Activity:
Each line of the records below that holds "joint" should be copied out.

Saved entries
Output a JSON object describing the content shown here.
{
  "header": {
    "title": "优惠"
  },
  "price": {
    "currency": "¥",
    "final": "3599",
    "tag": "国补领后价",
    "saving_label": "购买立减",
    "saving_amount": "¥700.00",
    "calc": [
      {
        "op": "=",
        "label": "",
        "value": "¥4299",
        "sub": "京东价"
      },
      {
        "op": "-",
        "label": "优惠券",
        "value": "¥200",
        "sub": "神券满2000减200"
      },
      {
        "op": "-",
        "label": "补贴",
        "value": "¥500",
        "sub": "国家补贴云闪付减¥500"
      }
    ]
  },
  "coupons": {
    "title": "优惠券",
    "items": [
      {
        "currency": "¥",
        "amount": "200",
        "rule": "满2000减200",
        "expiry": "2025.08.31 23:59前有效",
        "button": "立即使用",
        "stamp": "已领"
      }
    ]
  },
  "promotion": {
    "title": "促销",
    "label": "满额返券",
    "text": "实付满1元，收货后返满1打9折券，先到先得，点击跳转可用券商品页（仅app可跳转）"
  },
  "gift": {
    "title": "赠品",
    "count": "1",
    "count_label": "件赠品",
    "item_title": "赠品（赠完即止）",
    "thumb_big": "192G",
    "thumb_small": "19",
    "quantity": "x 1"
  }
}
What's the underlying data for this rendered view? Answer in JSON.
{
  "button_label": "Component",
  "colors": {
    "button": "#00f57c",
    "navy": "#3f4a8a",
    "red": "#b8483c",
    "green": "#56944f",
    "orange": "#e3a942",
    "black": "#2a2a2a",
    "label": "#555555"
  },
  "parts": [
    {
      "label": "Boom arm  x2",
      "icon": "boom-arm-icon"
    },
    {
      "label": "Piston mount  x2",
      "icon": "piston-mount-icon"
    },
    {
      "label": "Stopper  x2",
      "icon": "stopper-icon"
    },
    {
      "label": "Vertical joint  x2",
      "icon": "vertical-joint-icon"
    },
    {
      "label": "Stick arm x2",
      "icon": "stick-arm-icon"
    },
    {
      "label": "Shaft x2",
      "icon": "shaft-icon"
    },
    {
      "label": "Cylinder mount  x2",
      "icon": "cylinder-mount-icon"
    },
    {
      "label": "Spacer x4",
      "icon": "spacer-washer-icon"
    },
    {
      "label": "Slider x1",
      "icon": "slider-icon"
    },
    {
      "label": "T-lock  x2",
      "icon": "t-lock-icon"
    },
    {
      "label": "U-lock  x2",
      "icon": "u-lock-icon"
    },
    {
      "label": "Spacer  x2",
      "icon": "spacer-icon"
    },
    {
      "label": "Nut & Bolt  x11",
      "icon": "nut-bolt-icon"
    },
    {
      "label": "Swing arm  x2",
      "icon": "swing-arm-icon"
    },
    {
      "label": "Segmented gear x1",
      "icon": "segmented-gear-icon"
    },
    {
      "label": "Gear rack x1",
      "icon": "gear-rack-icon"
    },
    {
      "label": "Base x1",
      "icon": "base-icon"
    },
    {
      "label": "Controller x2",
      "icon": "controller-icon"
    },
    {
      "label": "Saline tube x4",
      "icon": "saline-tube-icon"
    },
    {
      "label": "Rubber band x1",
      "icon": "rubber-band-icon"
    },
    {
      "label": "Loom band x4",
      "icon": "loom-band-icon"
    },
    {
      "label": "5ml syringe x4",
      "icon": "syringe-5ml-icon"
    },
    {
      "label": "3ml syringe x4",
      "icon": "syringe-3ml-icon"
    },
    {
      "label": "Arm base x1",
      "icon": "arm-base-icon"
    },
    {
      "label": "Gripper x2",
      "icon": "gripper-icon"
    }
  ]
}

Response:
      "label": "Vertical joint  x2",
      "icon": "vertical-joint-icon"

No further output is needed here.